> _Given data_:
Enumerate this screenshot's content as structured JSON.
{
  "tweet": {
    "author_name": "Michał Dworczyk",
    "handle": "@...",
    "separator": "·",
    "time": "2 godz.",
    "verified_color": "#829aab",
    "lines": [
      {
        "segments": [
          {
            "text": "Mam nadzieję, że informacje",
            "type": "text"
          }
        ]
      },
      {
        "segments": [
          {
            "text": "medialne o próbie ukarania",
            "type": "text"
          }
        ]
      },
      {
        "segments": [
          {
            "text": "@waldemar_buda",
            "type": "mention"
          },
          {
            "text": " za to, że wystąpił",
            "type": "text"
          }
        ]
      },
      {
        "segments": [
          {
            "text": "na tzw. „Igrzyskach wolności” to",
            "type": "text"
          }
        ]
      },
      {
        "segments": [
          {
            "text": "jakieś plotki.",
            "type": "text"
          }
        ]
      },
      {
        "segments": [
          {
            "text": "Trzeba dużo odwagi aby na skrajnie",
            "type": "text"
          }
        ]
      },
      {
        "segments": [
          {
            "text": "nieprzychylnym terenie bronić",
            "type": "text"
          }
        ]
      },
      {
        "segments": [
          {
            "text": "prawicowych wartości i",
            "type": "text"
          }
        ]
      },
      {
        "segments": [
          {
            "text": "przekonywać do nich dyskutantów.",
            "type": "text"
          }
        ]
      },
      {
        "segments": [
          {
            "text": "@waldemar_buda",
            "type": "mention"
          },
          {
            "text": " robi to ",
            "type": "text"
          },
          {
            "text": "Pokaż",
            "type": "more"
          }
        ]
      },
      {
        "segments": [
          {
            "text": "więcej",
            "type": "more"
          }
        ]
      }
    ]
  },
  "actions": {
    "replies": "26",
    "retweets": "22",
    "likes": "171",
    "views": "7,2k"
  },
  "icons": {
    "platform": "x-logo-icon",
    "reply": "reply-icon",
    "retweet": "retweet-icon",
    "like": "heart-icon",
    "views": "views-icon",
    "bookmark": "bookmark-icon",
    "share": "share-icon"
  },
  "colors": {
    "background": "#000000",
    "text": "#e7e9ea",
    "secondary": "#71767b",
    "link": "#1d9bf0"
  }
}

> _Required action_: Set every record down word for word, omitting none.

> _Result below_:
Enumerate this screenshot's content as structured JSON.
{
  "tweet": {
    "author_name": "Michał Dworczyk",
    "handle": "@...",
    "separator": "·",
    "time": "2 godz.",
    "verified_color": "#829aab",
    "lines": [
      {
        "segments": [
          {
            "text": "Mam nadzieję, że informacje",
            "type": "text"
          }
        ]
      },
      {
        "segments": [
          {
            "text": "medialne o próbie ukarania",
            "type": "text"
          }
        ]
      },
      {
        "segments": [
          {
            "text": "@waldemar_buda",
            "type": "mention"
          },
          {
            "text": " za to, że wystąpił",
            "type": "text"
          }
        ]
      },
      {
        "segments": [
          {
            "text": "na tzw. „Igrzyskach wolności” to",
            "type": "text"
          }
        ]
      },
      {
        "segments": [
          {
            "text": "jakieś plotki.",
            "type": "text"
          }
        ]
      },
      {
        "segments": [
          {
            "text": "Trzeba dużo odwagi aby na skrajnie",
            "type": "text"
          }
        ]
      },
      {
        "segments": [
          {
            "text": "nieprzychylnym terenie bronić",
            "type": "text"
          }
        ]
      },
      {
        "segments": [
          {
            "text": "prawicowych wartości i",
            "type": "text"
          }
        ]
      },
      {
        "segments": [
          {
            "text": "przekonywać do nich dyskutantów.",
            "type": "text"
          }
        ]
      },
      {
        "segments": [
          {
            "text": "@waldemar_buda",
            "type": "mention"
          },
          {
            "text": " robi to ",
            "type": "text"
          },
          {
            "text": "Pokaż",
            "type": "more"
          }
        ]
      },
      {
        "segments": [
          {
            "text": "więcej",
            "type": "more"
          }
        ]
      }
    ]
  },
  "actions": {
    "replies": "26",
    "retweets": "22",
    "likes": "171",
    "views": "7,2k"
  },
  "icons": {
    "platform": "x-logo-icon",
    "reply": "reply-icon",
    "retweet": "retweet-icon",
    "like": "heart-icon",
    "views": "views-icon",
    "bookmark": "bookmark-icon",
    "share": "share-icon"
  },
  "colors": {
    "background": "#000000",
    "text": "#e7e9ea",
    "secondary": "#71767b",
    "link": "#1d9bf0"
  }
}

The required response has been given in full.